The news was revealed by Andreas Braun, Chief Technology Officer at Microsoft Germany, at a recent event titled “AI in Focus — Digital Kickoff” (via Heise). According to Braun, “We will introduce GPT-4 next week … we will have multimodal models that will offer completely different possibilities — for example videos.”
GPT-4 is the underlying large language model technology that powers apps like ChatGPT. Right now, ChatGPT can only reply in text form, but it looks like the imminent update will change all that.
ChatGPT won’t be the first tool to output AI-created videos. In 2022, Facebook owner Meta launched Make-A-Video, which creates realistic videos based on short text prompts. By the sound of it, the next version of ChatGPT might be able to do something similar.
AI videos, music, and more
At the AI event, Microsoft explained that GPT-4 would be “multimodal.” Holger Kenn, Director of Business Strategy at Microsoft Germany, explained that this would allow the company’s AI to translate a user’s text into images, music, and video.

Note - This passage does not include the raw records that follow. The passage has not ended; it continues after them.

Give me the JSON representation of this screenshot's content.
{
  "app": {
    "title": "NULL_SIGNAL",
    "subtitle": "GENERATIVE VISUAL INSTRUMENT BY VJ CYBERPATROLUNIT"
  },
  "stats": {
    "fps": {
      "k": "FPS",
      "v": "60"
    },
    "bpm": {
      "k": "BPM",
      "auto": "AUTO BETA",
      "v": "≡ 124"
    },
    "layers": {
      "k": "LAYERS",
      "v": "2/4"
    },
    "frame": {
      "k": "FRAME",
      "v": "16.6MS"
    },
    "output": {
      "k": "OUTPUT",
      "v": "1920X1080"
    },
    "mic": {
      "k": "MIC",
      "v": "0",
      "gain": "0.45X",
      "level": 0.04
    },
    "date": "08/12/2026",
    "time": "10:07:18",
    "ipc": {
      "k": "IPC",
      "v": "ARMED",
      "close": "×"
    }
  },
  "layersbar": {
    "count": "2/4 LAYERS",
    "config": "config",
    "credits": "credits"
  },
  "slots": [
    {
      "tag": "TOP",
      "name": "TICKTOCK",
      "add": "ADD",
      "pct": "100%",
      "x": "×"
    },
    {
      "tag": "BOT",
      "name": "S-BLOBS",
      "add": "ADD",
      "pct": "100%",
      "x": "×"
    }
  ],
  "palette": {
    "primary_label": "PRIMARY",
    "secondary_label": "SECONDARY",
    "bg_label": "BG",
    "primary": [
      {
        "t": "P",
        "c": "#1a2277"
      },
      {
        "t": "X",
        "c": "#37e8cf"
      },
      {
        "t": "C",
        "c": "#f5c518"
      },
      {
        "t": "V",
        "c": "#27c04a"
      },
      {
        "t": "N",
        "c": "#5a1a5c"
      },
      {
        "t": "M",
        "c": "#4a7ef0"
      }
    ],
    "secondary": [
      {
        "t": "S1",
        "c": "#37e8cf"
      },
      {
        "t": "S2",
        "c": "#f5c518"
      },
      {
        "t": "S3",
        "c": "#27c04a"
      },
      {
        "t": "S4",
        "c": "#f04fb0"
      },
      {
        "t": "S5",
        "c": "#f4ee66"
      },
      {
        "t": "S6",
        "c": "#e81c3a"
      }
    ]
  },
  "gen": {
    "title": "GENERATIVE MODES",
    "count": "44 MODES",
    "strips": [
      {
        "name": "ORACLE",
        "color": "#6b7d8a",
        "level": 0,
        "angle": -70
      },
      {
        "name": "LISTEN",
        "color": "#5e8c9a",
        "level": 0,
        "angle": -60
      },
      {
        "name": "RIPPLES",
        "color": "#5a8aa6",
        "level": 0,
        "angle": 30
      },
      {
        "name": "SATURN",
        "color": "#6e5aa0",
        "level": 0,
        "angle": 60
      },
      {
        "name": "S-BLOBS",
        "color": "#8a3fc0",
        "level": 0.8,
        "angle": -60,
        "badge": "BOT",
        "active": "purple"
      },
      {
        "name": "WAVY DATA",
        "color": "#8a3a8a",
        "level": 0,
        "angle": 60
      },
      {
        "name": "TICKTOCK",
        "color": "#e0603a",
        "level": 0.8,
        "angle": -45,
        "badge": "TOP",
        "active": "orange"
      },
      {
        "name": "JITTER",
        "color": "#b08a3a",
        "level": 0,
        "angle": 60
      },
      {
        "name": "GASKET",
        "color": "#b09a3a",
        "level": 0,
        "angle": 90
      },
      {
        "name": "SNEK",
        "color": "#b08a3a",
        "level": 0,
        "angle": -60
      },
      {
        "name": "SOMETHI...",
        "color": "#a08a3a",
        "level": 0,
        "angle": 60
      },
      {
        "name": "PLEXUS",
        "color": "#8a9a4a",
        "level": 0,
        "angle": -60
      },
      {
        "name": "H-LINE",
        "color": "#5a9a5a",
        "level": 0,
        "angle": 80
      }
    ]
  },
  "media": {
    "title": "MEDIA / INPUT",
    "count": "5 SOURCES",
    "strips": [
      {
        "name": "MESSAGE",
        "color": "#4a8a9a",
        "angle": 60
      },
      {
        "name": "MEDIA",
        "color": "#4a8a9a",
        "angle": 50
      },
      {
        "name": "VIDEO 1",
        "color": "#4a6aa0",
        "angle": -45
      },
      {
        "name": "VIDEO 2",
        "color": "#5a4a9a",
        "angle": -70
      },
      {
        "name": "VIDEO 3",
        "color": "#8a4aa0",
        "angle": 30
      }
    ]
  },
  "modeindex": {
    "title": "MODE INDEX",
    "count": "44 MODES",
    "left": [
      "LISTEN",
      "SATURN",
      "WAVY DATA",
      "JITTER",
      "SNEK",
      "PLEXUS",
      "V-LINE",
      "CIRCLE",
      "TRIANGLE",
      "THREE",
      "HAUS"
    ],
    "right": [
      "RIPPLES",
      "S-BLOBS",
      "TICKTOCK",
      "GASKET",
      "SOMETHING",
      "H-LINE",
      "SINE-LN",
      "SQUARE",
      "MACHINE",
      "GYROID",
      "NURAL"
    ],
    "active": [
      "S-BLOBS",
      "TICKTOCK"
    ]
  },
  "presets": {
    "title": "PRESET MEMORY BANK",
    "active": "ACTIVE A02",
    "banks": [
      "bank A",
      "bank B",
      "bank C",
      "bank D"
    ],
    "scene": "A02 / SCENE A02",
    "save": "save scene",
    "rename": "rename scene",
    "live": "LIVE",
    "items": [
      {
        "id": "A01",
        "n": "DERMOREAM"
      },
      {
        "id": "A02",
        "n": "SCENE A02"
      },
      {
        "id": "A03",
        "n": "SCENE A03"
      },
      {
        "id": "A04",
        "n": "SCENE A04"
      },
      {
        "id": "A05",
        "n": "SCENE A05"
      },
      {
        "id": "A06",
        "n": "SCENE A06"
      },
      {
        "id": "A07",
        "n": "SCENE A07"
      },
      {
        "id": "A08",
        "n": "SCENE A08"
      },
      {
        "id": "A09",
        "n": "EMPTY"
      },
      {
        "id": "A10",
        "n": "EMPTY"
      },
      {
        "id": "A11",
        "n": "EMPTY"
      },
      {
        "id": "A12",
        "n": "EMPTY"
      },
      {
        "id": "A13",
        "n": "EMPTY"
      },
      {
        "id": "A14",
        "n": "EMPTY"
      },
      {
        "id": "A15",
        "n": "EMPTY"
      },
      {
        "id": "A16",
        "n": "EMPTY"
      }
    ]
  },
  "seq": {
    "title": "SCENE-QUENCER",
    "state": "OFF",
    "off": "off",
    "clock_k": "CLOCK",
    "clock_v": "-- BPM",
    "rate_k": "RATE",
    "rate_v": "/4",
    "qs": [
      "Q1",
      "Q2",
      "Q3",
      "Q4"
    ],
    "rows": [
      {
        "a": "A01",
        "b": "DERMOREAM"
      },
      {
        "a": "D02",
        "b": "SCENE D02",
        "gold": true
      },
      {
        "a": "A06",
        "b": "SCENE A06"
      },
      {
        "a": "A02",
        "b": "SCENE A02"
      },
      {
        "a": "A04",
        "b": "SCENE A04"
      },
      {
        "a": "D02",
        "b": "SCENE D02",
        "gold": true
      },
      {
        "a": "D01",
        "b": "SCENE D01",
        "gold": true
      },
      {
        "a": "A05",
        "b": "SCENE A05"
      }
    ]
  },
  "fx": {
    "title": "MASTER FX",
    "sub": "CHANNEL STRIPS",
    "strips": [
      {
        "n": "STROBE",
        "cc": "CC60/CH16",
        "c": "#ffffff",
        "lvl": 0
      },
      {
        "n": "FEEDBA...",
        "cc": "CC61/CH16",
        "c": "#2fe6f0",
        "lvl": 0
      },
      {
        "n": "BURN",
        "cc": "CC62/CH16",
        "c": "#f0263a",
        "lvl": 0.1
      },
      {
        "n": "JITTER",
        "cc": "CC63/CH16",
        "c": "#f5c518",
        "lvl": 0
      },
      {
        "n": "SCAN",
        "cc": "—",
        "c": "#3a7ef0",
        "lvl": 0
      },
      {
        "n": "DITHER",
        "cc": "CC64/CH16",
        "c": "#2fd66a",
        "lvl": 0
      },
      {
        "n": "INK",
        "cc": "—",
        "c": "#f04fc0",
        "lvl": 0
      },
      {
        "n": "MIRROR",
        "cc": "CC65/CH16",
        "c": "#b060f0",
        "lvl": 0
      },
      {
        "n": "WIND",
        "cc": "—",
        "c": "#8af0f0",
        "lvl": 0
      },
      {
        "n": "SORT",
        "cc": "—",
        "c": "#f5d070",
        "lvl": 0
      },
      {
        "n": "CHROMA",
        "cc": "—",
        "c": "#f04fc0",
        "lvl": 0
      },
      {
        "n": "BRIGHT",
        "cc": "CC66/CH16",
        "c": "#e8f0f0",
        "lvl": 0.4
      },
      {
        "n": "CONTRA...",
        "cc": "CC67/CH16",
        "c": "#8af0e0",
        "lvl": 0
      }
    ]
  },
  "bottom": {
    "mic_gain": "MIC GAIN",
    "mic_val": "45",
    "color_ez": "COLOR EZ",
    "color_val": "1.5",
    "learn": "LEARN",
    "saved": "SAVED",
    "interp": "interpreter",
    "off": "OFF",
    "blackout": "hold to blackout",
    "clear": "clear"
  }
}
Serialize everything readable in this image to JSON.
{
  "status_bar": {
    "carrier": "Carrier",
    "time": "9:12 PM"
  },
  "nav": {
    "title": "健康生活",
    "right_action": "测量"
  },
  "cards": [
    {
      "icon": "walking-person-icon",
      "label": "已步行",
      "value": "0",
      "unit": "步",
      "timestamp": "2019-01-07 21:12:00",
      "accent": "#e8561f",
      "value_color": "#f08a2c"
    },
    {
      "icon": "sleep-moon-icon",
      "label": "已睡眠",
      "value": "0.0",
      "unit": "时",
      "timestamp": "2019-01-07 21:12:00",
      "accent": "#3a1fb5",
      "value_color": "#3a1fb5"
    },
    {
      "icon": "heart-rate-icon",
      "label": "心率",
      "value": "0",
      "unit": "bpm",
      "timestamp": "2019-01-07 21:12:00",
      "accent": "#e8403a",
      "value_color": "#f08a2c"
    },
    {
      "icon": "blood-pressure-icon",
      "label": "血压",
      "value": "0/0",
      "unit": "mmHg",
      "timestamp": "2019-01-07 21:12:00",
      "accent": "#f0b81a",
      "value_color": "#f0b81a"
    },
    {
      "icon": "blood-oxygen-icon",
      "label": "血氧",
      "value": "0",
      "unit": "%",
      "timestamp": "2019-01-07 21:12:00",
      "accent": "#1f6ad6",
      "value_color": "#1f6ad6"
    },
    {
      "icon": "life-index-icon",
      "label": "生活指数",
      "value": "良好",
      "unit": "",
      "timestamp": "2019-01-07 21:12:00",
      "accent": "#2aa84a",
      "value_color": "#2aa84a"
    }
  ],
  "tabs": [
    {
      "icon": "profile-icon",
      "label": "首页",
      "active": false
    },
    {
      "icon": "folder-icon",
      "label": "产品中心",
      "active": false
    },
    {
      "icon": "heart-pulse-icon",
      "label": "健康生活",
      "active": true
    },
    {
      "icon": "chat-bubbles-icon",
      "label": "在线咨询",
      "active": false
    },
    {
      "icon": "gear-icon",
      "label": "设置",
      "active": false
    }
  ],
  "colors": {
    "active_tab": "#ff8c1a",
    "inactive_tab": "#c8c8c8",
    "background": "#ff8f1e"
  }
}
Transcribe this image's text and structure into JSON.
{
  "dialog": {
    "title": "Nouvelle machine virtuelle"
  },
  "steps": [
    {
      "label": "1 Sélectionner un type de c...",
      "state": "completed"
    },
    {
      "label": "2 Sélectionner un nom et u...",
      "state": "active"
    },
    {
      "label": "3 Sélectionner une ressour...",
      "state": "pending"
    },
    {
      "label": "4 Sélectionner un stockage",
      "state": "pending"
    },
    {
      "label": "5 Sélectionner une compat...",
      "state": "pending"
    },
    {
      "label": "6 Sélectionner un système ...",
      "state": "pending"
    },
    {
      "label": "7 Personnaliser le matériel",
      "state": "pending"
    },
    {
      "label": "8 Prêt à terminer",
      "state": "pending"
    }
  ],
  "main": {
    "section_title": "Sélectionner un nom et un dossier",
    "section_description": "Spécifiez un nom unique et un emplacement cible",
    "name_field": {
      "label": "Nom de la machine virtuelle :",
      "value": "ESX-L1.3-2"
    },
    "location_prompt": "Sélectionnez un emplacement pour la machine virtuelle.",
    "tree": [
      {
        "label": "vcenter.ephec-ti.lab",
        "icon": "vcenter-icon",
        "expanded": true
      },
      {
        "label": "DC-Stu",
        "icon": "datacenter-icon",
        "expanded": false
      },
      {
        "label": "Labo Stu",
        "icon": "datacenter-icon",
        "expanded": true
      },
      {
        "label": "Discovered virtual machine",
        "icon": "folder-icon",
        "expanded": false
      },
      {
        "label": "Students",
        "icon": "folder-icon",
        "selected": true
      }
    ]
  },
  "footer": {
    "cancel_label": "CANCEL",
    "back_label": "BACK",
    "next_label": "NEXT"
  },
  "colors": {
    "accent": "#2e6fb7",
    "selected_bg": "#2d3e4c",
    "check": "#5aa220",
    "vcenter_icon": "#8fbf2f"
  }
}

Microsoft gave an example of how a call center could use GPT-4 to automatically convert phone conversations between employees and customers into text, which would save huge amounts of time and effort that would previously be expended on summarizing those calls after they finish.
Despite the huge interest and waiting lists, Microsoft didn’t touch on its integration of ChatGPT into its Bing web browser. Given all the recent controversy this has been generating, perhaps the company felt it was too much of a touchy subject.
Regardless, with GPT-4 apparently launching as soon as next week, we might not have long to wait before we see what the next version of ChatGPT is capable of — and whether Microsoft can fix any of the lingering problems it has been having with its AI assistant.